    Doesn’t really matter. The point is that refining capacity is just about right to meet current demand. Thus, any disruption to one or more refineries at the same time can cause lots of problems. Or in other words, the CA refineries wont be able to pick up the slack. Further, there is the issue of gasoline additives. Gasoline that is legal for sale in say Nebraska may very well not be legal in CA or Vermont. Refineries would have to retool (which comes with a cost) to sell in states they don’t normally produce for.

    Really Herb, did you expect that when you retired you’d get a free ride?

    I don’t think to much or to many. If the people in California don’t want refineries or oil drilling, then they should be forced to do without. That goes for any state that won’t do their share.

    Sure thing Comrade Herb, the Party appreciates your insight into the problem.

    Say what you want and continue to make excuses, I am not buying them.

    You’re right Herb, Katrina was actually an oil company conspiracy. Good job spotting that.

    Heavens forefend we actually solve the problem by:

    (a) making a real effort to move toward non-gasoline-powered motor vehicles

    That is fine, but this comes with a cost. And unless you are going to use coercion this solution wont likely find much support until gasoline prices rise sufficiently to make these kinds of options viable.

    (b) building new and/or more efficient oil refineries

    Uhhhmmm, yeah.
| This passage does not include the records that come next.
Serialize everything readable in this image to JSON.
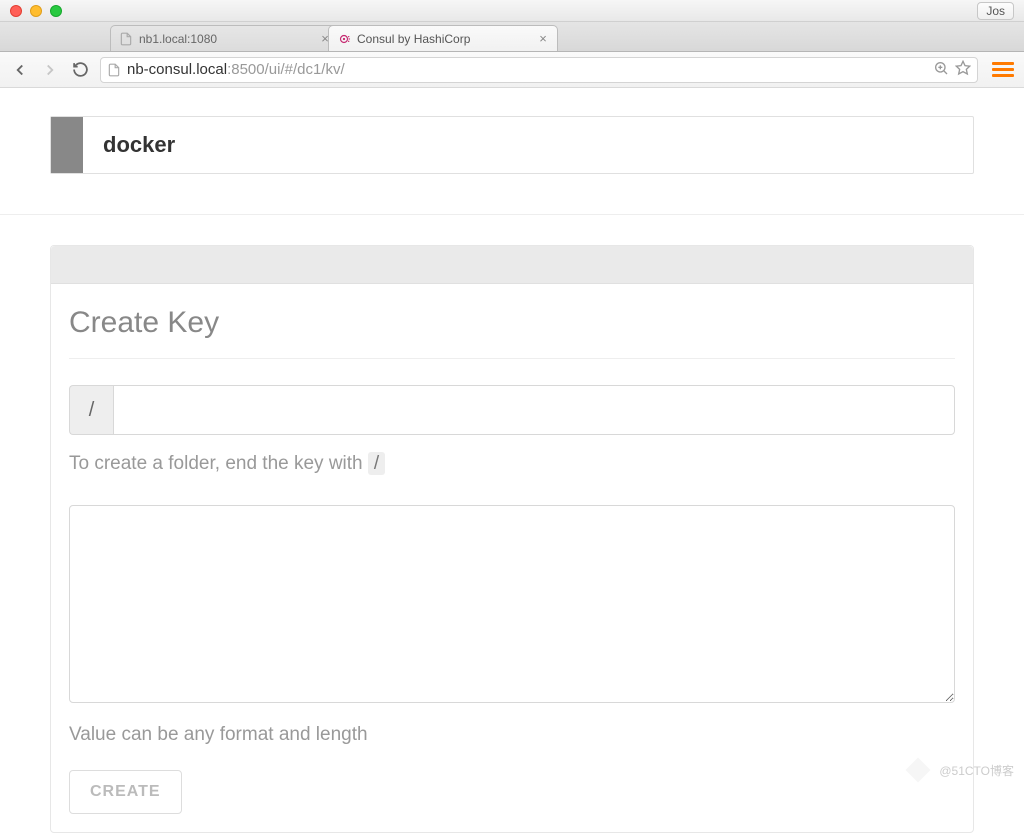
{
  "window": {
    "profile_label": "Jos"
  },
  "tabs": [
    {
      "title": "nb1.local:1080",
      "active": false
    },
    {
      "title": "Consul by HashiCorp",
      "active": true
    }
  ],
  "address_bar": {
    "host": "nb-consul.local",
    "port_path": ":8500/ui/#/dc1/kv/"
  },
  "kv": {
    "current_key": "docker"
  },
  "panel": {
    "title": "Create Key",
    "path_prefix": "/",
    "key_input_value": "",
    "folder_hint_pre": "To create a folder, end the key with ",
    "folder_hint_code": "/",
    "value_input_value": "",
    "value_hint": "Value can be any format and length",
    "create_label": "CREATE"
  },
  "watermark": "@51CTO博客"
}
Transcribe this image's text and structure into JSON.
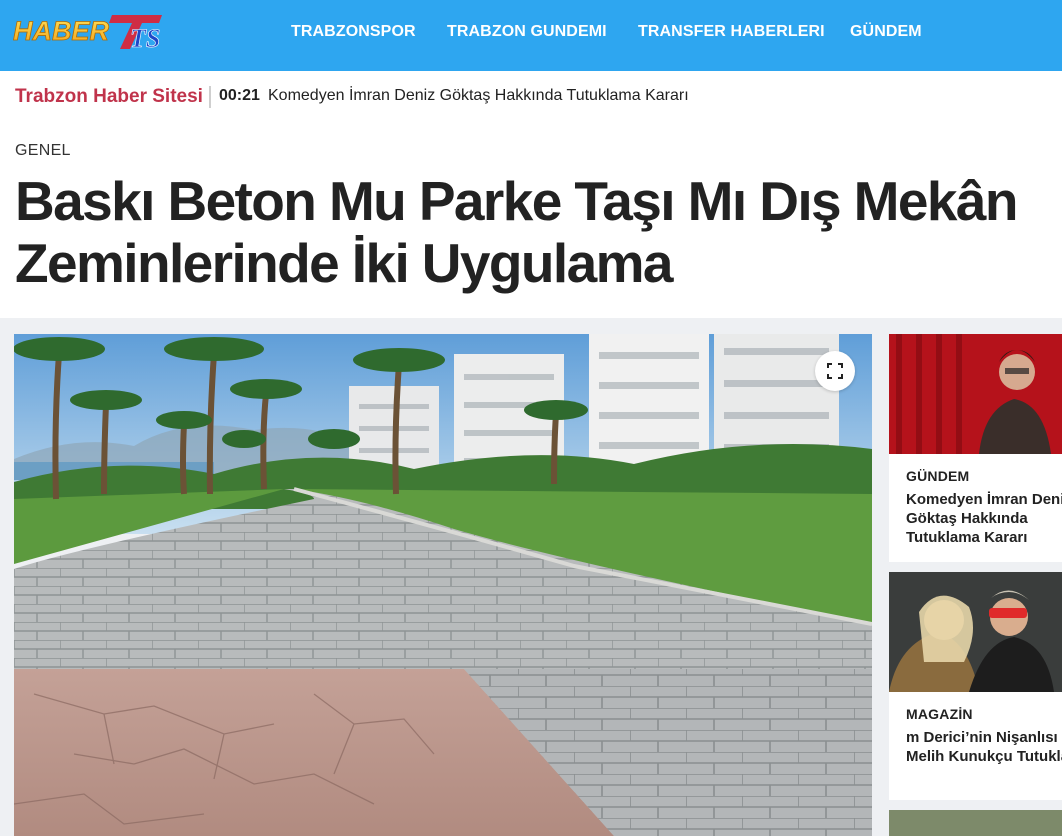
{
  "header": {
    "logo_text_1": "HABER",
    "logo_text_2": "TS",
    "nav": [
      {
        "label": "TRABZONSPOR"
      },
      {
        "label": "TRABZON GUNDEMI"
      },
      {
        "label": "TRANSFER HABERLERI"
      },
      {
        "label": "GÜNDEM"
      }
    ],
    "brand_color": "#2ea6f0"
  },
  "ticker": {
    "site_name": "Trabzon Haber Sitesi",
    "time": "00:21",
    "headline": "Komedyen İmran Deniz Göktaş Hakkında Tutuklama Kararı"
  },
  "article": {
    "category": "GENEL",
    "title": "Baskı Beton Mu Parke Taşı Mı Dış Mekân Zeminlerinde İki Uygulama",
    "hero_icon": "expand-icon"
  },
  "sidebar": {
    "cards": [
      {
        "category": "GÜNDEM",
        "title": "Komedyen İmran Deniz Göktaş Hakkında Tutuklama Kararı"
      },
      {
        "category": "MAGAZİN",
        "title": "m Derici’nin Nişanlısı Melih Kunukçu Tutuklandı"
      }
    ]
  }
}
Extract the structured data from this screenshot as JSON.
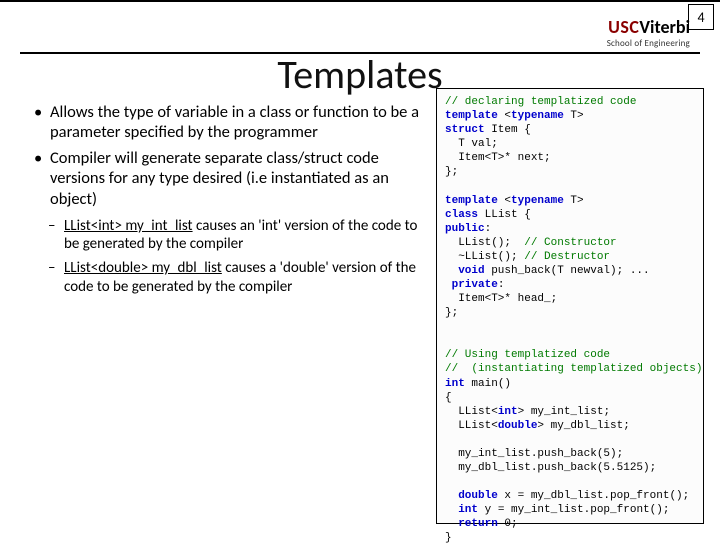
{
  "page_number": "4",
  "logo": {
    "usc": "USC",
    "viterbi": "Viterbi",
    "sub": "School of Engineering"
  },
  "title": "Templates",
  "bullets": [
    "Allows the type of variable in a class or function to be a parameter specified by the programmer",
    "Compiler will generate separate class/struct code versions for any type desired (i.e instantiated as an object)"
  ],
  "subs": [
    {
      "u": "LList<int> my_int_list",
      "rest": " causes an 'int' version of the code to be generated by the compiler"
    },
    {
      "u": "LList<double> my_dbl_list",
      "rest": " causes a 'double' version of the code to be generated by the compiler"
    }
  ],
  "code": {
    "c1": "// declaring templatized code",
    "l1a": "template",
    "l1b": " <",
    "l1c": "typename",
    "l1d": " T>",
    "l2a": "struct",
    "l2b": " Item {",
    "l3": "  T val;",
    "l4": "  Item<T>* next;",
    "l5": "};",
    "l6a": "template",
    "l6b": " <",
    "l6c": "typename",
    "l6d": " T>",
    "l7a": "class",
    "l7b": " LList {",
    "l8a": "public",
    "l8b": ":",
    "l9a": "  LList();  ",
    "l9b": "// Constructor",
    "l10a": "  ~LList(); ",
    "l10b": "// Destructor",
    "l11a": "  ",
    "l11b": "void",
    "l11c": " push_back(T newval); ...",
    "l12a": " private",
    "l12b": ":",
    "l13": "  Item<T>* head_;",
    "l14": "};",
    "c2a": "// Using templatized code",
    "c2b": "//  (instantiating templatized objects)",
    "l15a": "int",
    "l15b": " main()",
    "l16": "{",
    "l17a": "  LList<",
    "l17b": "int",
    "l17c": "> my_int_list;",
    "l18a": "  LList<",
    "l18b": "double",
    "l18c": "> my_dbl_list;",
    "l19": "  my_int_list.push_back(5);",
    "l20": "  my_dbl_list.push_back(5.5125);",
    "l21a": "  ",
    "l21b": "double",
    "l21c": " x = my_dbl_list.pop_front();",
    "l22a": "  ",
    "l22b": "int",
    "l22c": " y = my_int_list.pop_front();",
    "l23a": "  ",
    "l23b": "return",
    "l23c": " 0;",
    "l24": "}"
  }
}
I thought that was one of the issues I was raising.

    (c) drilling for oil on US soil—especially in locations where we know oil exists
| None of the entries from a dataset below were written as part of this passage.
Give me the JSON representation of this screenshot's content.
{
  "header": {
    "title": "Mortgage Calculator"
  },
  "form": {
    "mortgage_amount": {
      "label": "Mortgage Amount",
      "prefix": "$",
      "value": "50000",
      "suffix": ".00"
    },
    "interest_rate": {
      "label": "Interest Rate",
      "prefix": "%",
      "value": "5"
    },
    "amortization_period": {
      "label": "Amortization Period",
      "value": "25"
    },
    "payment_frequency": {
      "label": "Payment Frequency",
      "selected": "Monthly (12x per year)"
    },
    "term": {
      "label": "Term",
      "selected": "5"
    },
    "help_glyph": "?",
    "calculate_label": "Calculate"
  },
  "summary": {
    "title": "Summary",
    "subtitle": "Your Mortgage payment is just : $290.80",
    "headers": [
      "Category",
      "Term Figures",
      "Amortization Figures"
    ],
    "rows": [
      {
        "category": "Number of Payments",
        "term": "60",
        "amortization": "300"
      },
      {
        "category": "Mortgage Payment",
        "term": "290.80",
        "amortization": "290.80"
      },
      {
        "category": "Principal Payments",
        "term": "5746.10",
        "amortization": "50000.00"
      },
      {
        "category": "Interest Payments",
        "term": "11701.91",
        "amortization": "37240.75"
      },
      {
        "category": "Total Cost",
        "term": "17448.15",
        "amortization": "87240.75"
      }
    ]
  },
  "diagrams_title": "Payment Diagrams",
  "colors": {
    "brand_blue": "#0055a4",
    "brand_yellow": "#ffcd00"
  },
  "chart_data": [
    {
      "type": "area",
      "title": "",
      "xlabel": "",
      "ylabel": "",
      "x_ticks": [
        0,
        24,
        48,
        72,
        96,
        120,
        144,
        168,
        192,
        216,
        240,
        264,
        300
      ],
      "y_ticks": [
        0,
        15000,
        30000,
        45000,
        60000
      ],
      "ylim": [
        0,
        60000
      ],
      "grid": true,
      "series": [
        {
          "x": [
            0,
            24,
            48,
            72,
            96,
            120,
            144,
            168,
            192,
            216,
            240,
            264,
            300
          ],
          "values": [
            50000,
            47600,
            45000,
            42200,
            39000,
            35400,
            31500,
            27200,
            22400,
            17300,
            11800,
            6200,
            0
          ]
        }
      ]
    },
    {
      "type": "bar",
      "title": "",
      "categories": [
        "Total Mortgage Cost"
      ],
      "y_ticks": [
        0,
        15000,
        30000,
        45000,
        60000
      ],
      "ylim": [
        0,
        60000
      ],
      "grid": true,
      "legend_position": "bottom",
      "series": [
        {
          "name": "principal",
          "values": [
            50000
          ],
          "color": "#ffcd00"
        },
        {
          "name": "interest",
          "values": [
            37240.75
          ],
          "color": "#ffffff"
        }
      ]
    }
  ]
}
    If (who am I kidding… WHEN) Hilary wins in 2008 and suggests drilling in ANWR in 2010, the envirofascists will “reluctantly” agree to let her go ahead with the plan.

    Again, since we are talking about a world wide market this wont have much impact. Granted increasing the supply will help some, but not all that much.
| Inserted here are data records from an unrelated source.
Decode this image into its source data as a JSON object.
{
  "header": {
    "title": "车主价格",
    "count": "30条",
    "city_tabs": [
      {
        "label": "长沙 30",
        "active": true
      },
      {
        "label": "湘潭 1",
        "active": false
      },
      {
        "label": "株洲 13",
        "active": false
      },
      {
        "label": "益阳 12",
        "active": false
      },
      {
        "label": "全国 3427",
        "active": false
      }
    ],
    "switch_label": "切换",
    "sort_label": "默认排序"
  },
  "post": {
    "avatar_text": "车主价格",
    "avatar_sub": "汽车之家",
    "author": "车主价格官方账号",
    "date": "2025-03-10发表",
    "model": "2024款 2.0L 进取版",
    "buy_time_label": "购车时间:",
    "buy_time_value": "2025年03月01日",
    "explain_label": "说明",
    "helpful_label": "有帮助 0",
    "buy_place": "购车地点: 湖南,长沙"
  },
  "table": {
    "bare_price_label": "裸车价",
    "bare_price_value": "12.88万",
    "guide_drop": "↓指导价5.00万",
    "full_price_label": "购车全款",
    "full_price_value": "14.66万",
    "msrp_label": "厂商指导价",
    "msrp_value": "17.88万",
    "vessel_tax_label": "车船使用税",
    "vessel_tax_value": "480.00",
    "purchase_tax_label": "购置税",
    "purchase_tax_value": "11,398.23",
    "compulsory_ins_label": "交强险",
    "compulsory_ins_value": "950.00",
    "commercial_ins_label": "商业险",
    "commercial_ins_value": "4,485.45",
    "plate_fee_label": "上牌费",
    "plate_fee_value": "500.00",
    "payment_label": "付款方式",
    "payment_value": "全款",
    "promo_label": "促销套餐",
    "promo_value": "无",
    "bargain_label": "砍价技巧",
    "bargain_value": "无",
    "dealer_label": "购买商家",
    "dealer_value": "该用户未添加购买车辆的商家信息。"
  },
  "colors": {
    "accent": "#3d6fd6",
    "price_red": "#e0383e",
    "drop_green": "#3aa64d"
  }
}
  7. Herb says:

    Steve:

    Is it possible for you to make a reply to a comment without pinning a derogatory name to the person who made the comment. But then again when you tell me that you like the motto, “Play ball with me and I’ll shove the bat up your rear end” That tells everyone an awful lot about what you think of and how you treat others.

    You make out like you are a conservative, but your words are that of being self centered and greedy If that is how the conservatives are in your state, It’s no wonder it is BLUE.

  8. Steve Verdon says:

    Is it possible for you to make a reply to a comment without pinning a derogatory name to the person who made the comment.

    I’m sorry Herb, but your comments had the faint whiff of Stalinism to me. Your suggestion that other state’s do something for your benefit (as well as others) is, I think, a bit over the top. In fact, it sounds quite a bit like the farm policies in the Soviet Union under Stalin. Either you grow food for the State or you can starve. Now it is: Either you refine gasoline for other states or you don’t get any gasoline yourself.

    But then again when you tell me that you like the motto, “Play ball with me and I’ll shove the bat up your rear end” That tells everyone an awful lot about what you think of and how you treat others.

    I can my sarcasm didn’t come across well.

    You make out like you are a conservative, but your words are that of being self centered and greedy If that is how the conservatives are in your state, It’s no wonder it is BLUE.

    I’m not a conservative. I favor keeping abortion legal, I think restrictions of stem cell research, even by the government, should be removed. I don’t have a problem with gays getting married. I don’t think illegal narcotics should be illegal. On the other hand I’m in favor of shall issue CCW laws. I want lower taxes and less spending by the government. You see where I’m going with this? I think personal responsibility is a good thing, having Big Brother watching out for you is a bad thing.

    Your statements Herb strike me has indicative of not understanding economics at all. When the supply of something decreases then the price goes up. There is no evil cabal of corporations behind the price increase. At the same time it doesn’t mean there aren’t bad things about the oil/gasoline markets. There are, but they aren’t all the result of greedy grasping corporations.